    • used to build up a more subtle picture of today's citizens,
    • to include in a submission to the Taoiseach's Taskforce on Active Citizenship.

Collecting stories

The second is the Web 2.0 approach. It encourages ordinary people and workers to tell stories of what they think is important, rather than just answer the questions that officials worry about. Here we see reflective citizenship at its best.

To succeed, such approaches require:

  • A willingness to listen to stakeholders in their own words, and reflect on what you hear.
  • Publicity to establish awareness among the stakeholder group.
    • (in this case, via the community and voluntary sector members of The Wheel)
  • A clear web site inviting visitors to participate.
  • Very easy ways of submitting content
    • (in this case, multiple channels: web forms, e-mail, SMS text messages and voice mail recordings)

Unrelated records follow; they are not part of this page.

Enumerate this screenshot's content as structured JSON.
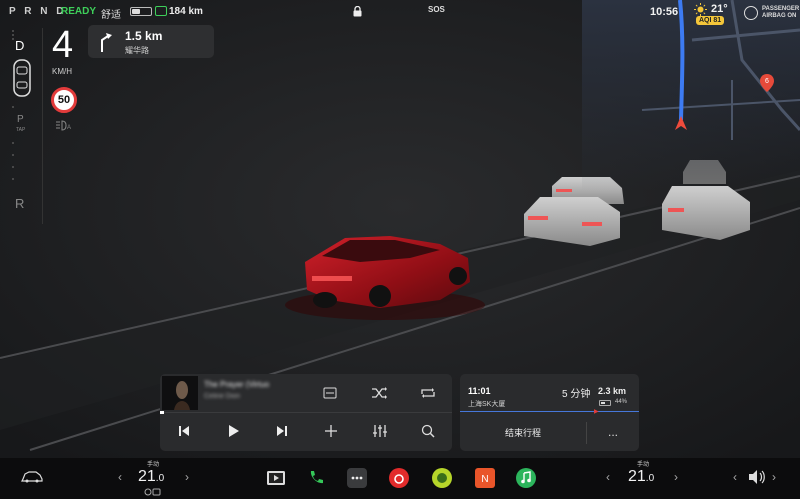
{
  "status": {
    "gears": "P R N D",
    "ready": "READY",
    "drive_mode": "舒适",
    "range": "184 km",
    "sos": "SOS",
    "time": "10:56",
    "temperature": "21°",
    "aqi": "AQI 81",
    "airbag_line1": "PASSENGER",
    "airbag_line2": "AIRBAG ON"
  },
  "gear_column": {
    "d": "D",
    "p": "P",
    "tap": "TAP",
    "r": "R"
  },
  "speed": {
    "value": "4",
    "unit": "KM/H",
    "limit": "50"
  },
  "navigation": {
    "distance": "1.5 km",
    "road": "耀华路"
  },
  "map": {
    "pin_label": "6",
    "route_color": "#3d7bf2"
  },
  "media": {
    "track": "The Prayer (Virtuo",
    "artist": "Celine Dion"
  },
  "trip": {
    "arrival": "11:01",
    "destination": "上海SK大厦",
    "eta": "5 分钟",
    "distance": "2.3 km",
    "battery": "44%",
    "battery_fraction": 0.44,
    "end_label": "结束行程",
    "more_label": "..."
  },
  "climate": {
    "left": {
      "mode": "手动",
      "temp": "21",
      "decimal": ".0"
    },
    "right": {
      "mode": "手动",
      "temp": "21",
      "decimal": ".0"
    }
  },
  "colors": {
    "accent_green": "#3ecf5a",
    "alert_red": "#e23b3b",
    "car_red": "#b3121a"
  }
}
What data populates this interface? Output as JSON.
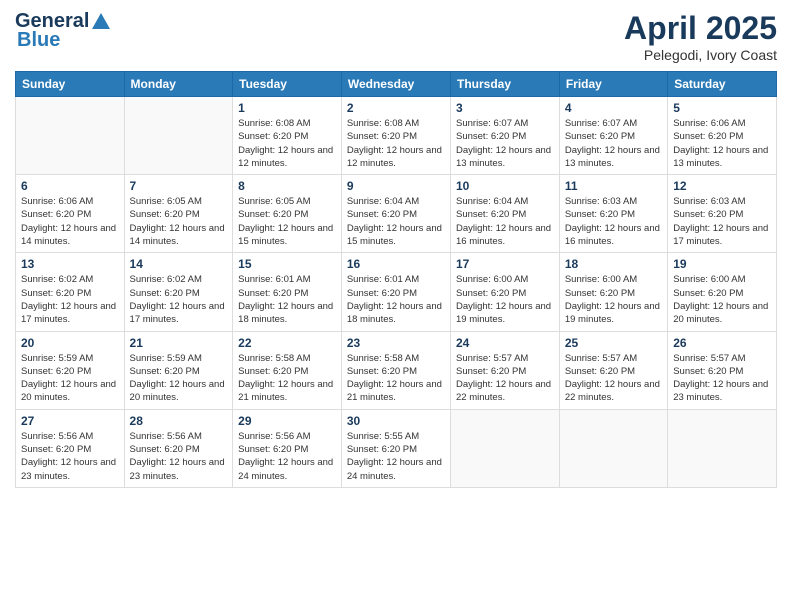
{
  "header": {
    "logo_general": "General",
    "logo_blue": "Blue",
    "title": "April 2025",
    "subtitle": "Pelegodi, Ivory Coast"
  },
  "calendar": {
    "days_of_week": [
      "Sunday",
      "Monday",
      "Tuesday",
      "Wednesday",
      "Thursday",
      "Friday",
      "Saturday"
    ],
    "weeks": [
      [
        {
          "day": "",
          "info": ""
        },
        {
          "day": "",
          "info": ""
        },
        {
          "day": "1",
          "info": "Sunrise: 6:08 AM\nSunset: 6:20 PM\nDaylight: 12 hours and 12 minutes."
        },
        {
          "day": "2",
          "info": "Sunrise: 6:08 AM\nSunset: 6:20 PM\nDaylight: 12 hours and 12 minutes."
        },
        {
          "day": "3",
          "info": "Sunrise: 6:07 AM\nSunset: 6:20 PM\nDaylight: 12 hours and 13 minutes."
        },
        {
          "day": "4",
          "info": "Sunrise: 6:07 AM\nSunset: 6:20 PM\nDaylight: 12 hours and 13 minutes."
        },
        {
          "day": "5",
          "info": "Sunrise: 6:06 AM\nSunset: 6:20 PM\nDaylight: 12 hours and 13 minutes."
        }
      ],
      [
        {
          "day": "6",
          "info": "Sunrise: 6:06 AM\nSunset: 6:20 PM\nDaylight: 12 hours and 14 minutes."
        },
        {
          "day": "7",
          "info": "Sunrise: 6:05 AM\nSunset: 6:20 PM\nDaylight: 12 hours and 14 minutes."
        },
        {
          "day": "8",
          "info": "Sunrise: 6:05 AM\nSunset: 6:20 PM\nDaylight: 12 hours and 15 minutes."
        },
        {
          "day": "9",
          "info": "Sunrise: 6:04 AM\nSunset: 6:20 PM\nDaylight: 12 hours and 15 minutes."
        },
        {
          "day": "10",
          "info": "Sunrise: 6:04 AM\nSunset: 6:20 PM\nDaylight: 12 hours and 16 minutes."
        },
        {
          "day": "11",
          "info": "Sunrise: 6:03 AM\nSunset: 6:20 PM\nDaylight: 12 hours and 16 minutes."
        },
        {
          "day": "12",
          "info": "Sunrise: 6:03 AM\nSunset: 6:20 PM\nDaylight: 12 hours and 17 minutes."
        }
      ],
      [
        {
          "day": "13",
          "info": "Sunrise: 6:02 AM\nSunset: 6:20 PM\nDaylight: 12 hours and 17 minutes."
        },
        {
          "day": "14",
          "info": "Sunrise: 6:02 AM\nSunset: 6:20 PM\nDaylight: 12 hours and 17 minutes."
        },
        {
          "day": "15",
          "info": "Sunrise: 6:01 AM\nSunset: 6:20 PM\nDaylight: 12 hours and 18 minutes."
        },
        {
          "day": "16",
          "info": "Sunrise: 6:01 AM\nSunset: 6:20 PM\nDaylight: 12 hours and 18 minutes."
        },
        {
          "day": "17",
          "info": "Sunrise: 6:00 AM\nSunset: 6:20 PM\nDaylight: 12 hours and 19 minutes."
        },
        {
          "day": "18",
          "info": "Sunrise: 6:00 AM\nSunset: 6:20 PM\nDaylight: 12 hours and 19 minutes."
        },
        {
          "day": "19",
          "info": "Sunrise: 6:00 AM\nSunset: 6:20 PM\nDaylight: 12 hours and 20 minutes."
        }
      ],
      [
        {
          "day": "20",
          "info": "Sunrise: 5:59 AM\nSunset: 6:20 PM\nDaylight: 12 hours and 20 minutes."
        },
        {
          "day": "21",
          "info": "Sunrise: 5:59 AM\nSunset: 6:20 PM\nDaylight: 12 hours and 20 minutes."
        },
        {
          "day": "22",
          "info": "Sunrise: 5:58 AM\nSunset: 6:20 PM\nDaylight: 12 hours and 21 minutes."
        },
        {
          "day": "23",
          "info": "Sunrise: 5:58 AM\nSunset: 6:20 PM\nDaylight: 12 hours and 21 minutes."
        },
        {
          "day": "24",
          "info": "Sunrise: 5:57 AM\nSunset: 6:20 PM\nDaylight: 12 hours and 22 minutes."
        },
        {
          "day": "25",
          "info": "Sunrise: 5:57 AM\nSunset: 6:20 PM\nDaylight: 12 hours and 22 minutes."
        },
        {
          "day": "26",
          "info": "Sunrise: 5:57 AM\nSunset: 6:20 PM\nDaylight: 12 hours and 23 minutes."
        }
      ],
      [
        {
          "day": "27",
          "info": "Sunrise: 5:56 AM\nSunset: 6:20 PM\nDaylight: 12 hours and 23 minutes."
        },
        {
          "day": "28",
          "info": "Sunrise: 5:56 AM\nSunset: 6:20 PM\nDaylight: 12 hours and 23 minutes."
        },
        {
          "day": "29",
          "info": "Sunrise: 5:56 AM\nSunset: 6:20 PM\nDaylight: 12 hours and 24 minutes."
        },
        {
          "day": "30",
          "info": "Sunrise: 5:55 AM\nSunset: 6:20 PM\nDaylight: 12 hours and 24 minutes."
        },
        {
          "day": "",
          "info": ""
        },
        {
          "day": "",
          "info": ""
        },
        {
          "day": "",
          "info": ""
        }
      ]
    ]
  }
}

Other examples:

Discussing issues

Once you have discussions on a site, people can explore problems and suggest solutions.

Childs play.jpg
  • Chat rooms
    • allow immediate reactions, show feelings and collect new ideas.
    • Used by East Belfast Partnership Board for a discussion between schoolchildren on human rights.
      • Internet only neutral venue in East Belfast (before the Odyssey)
      • Moderated by 16-year old youths (picture shows then teaching civil servants how to chat over the Internet).
  • Discussion forums
    • Allow time for more reflection, building up ideas, exploring problems and solutions
    • E.g. Issues forums
      • have been developed for people to discuss local issues,
      • some of which are then taken up by officials or councillors,
      • to raise officially in council debates and committee hearings.

Mapping opinions

Pbni map shankill.jpg

We tried comparing conventional consultation with a Google maps mash-up.

  • The topic was the Probation Board consulation on their estates review.
    • Which probation offices or reporting centres should be closed, moved or opened.
  • They wanted the views of ex-offenders,
    • some of whom could barely read or write.
  • We compared:
    • the conventional consultation document and response form, with
    • getting ex-offenders to add comments to markers on Google maps.
  • Community Walk map of NI probation office locations
  • They found it much easier to follow Google maps than fill in the consultation questionnaire.

Collaborative writing

Many people can work together writing documents using Web 2.0 tools.

Wikiwiki sites

  • allow groups of people to easily edit web pages, as on:
  1. Log in, click on edit, write something in a box, save, and the page is updated.
  2. The next person puts in another edit.
  3. And so on until you get a consensus version.

But this doesn't work if people aren't willing to work towards a consensus.

  • David Milliband set up a wikiwiki site at DEFRA, inviting people to write an environment contract between citizens and government.
  • The Guido Fawkes bloggers group edited it to satirise New Labour.

Other group report writing software

More sophisticated tools can be used where there is conflict.

  • GRASS was developed by Aldo de Moor so that loggers and environmentalists could co-write a forestry policy for British Columbia.
  • The software encourages each stakeholder group to write down own position on each issue,
  • rather than fake a consensus.